A wayward son's standoffish attitude toward his ex-con father leads to a sour harvest in "Father's Acre," a lean, mean debut feature by Magyar writer-director Viktor Oszkar Nagy.
A wayward son’s standoffish attitude toward his ex-con father leads to a sour harvest in “Father’s Acre,” a lean, mean debut feature by Magyar writer-director Viktor Oszkar Nagy. Prowling the parched, unforgiving landscape and the protags’ faces with equal acuity, the pic combines shades of Russian writer Turgenev and Hungarian helmer Bela Tarr into a rough-hewn arthouse gem. Winner of the Gene Moskowitz Prize (voted by foreign crix) at Hungarian Film Week in February, the film should parlay high-end fest slots and critical acclaim into niche distribution, including Stateside. “Acre” bows locally March 19.
The film opens with a breathtaking tracking shot of a plowed field, where two youngsters in the distance dare each other to eat something they’ve found crawling in the earth. “Isn’t your dad released from prison today?” asks one of them. Nagy then cuts to a closeup of the other young man’s response, which consists not of words but of a simple gesture: He swallows their find.

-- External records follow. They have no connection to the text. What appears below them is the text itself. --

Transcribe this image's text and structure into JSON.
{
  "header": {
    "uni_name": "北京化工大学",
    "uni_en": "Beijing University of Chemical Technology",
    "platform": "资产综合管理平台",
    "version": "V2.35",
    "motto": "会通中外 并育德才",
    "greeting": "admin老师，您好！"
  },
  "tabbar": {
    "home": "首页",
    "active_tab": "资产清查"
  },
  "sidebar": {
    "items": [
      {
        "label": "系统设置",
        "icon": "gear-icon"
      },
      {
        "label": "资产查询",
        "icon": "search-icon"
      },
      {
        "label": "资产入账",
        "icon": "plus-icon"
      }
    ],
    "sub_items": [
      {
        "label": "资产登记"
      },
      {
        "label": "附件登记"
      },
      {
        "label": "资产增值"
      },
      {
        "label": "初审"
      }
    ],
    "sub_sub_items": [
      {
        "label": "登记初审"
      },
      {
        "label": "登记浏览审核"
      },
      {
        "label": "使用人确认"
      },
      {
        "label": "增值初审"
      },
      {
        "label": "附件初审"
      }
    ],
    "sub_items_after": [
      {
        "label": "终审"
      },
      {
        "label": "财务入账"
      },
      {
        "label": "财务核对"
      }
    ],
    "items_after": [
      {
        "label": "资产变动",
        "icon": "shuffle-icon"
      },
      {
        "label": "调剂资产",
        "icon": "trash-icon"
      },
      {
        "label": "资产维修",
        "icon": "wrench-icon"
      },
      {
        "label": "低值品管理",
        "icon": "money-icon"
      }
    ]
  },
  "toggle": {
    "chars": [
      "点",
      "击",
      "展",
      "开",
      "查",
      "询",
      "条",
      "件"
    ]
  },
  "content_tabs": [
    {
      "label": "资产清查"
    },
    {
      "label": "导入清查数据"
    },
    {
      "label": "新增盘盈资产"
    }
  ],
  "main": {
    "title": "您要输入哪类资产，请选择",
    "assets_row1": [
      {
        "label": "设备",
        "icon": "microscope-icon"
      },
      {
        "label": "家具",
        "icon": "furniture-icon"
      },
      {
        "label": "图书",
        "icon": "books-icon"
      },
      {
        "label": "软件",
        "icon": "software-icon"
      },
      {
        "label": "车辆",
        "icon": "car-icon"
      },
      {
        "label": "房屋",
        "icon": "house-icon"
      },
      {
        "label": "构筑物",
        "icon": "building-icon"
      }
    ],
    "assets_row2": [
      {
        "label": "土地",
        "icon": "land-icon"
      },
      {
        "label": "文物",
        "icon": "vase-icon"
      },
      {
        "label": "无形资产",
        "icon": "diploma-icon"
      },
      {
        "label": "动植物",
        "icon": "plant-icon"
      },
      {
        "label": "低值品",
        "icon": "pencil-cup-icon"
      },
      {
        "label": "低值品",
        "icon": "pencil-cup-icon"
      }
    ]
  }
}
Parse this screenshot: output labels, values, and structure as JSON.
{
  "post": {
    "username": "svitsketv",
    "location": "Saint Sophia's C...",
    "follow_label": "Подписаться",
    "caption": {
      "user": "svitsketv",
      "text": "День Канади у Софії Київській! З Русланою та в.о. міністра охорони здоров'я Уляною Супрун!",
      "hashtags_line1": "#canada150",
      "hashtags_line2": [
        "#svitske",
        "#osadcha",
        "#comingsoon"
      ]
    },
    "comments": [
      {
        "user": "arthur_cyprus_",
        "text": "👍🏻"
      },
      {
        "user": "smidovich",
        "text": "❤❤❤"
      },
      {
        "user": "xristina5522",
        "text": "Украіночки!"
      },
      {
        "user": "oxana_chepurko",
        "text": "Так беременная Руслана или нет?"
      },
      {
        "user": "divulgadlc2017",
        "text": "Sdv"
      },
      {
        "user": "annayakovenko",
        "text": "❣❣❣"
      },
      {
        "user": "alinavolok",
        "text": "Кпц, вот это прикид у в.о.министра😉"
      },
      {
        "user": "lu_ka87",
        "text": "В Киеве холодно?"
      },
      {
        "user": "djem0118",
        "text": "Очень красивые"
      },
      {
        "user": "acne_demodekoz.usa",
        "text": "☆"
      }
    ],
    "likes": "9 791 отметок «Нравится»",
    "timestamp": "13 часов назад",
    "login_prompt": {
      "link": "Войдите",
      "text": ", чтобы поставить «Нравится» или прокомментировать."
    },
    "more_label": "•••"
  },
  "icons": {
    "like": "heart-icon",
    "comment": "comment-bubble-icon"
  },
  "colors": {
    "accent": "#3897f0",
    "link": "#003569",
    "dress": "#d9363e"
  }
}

Superb opening sets up the nature of the film — rigorously controlled and beautifully composed visuals, precision editing, sparse dialogue and rash actions — as well as the complicated relationship between the unnamed son (Tamas Ravasz) and his nameless father (Janos Derzsi).
Father has been absent for most of the son’s teenage years, and the latter, having had to fend for himself, finds it hard to accept an authority figure. A second complication is the presence of an aunt, Agi (Andrea Nagy), who is the sister of the father’s late wife. Both father and son covet the woman, which creates only more friction.
In a mesmerizing scene set amid washing lines in the garden — and fraught with tension, sexual and otherwise — Agi suggests to the son that his father is actually proud of him. But he only scoffs at the thought.
Helmer Nagy deliberately leaves all the father-son interactions open to interpretation. Is the father simply unable to show his affection, or is he out to figuratively beat his son into submission? Pic derives its tension and power from this constant ambiguity.
Nagy’s solemn treatment of the material elevates the struggle to a higher, almost epic plane that recalls both Russian and biblical literature. It’s fueled by the work they do on the acre of the title, which the father wants to transform into a vineyard.
Like Kornel Mundruczo’s “Delta,” pic also owes much to Maygar maestro Tarr. But it shows young Hungarian helmers are more than simple Tarr clones, and are now creating their own, much more condensed visions of typically Hungarian themes.
The presence of Tarr regular Derzsi, as the father, reinforces the Tarr connection. Newcomer Ravasz is expertly cast as the son, his skin drawn so tightly over his high cheekbones and buff stomach that it literally embodies the pent-up tension inside him.
Composed widescreen lensing by Tamas Dobos is aces. Heni Kiss’ costume design, which unobtrusively suggests father and son are more alike than they would admit, is typical of the pic’s robust tech credits.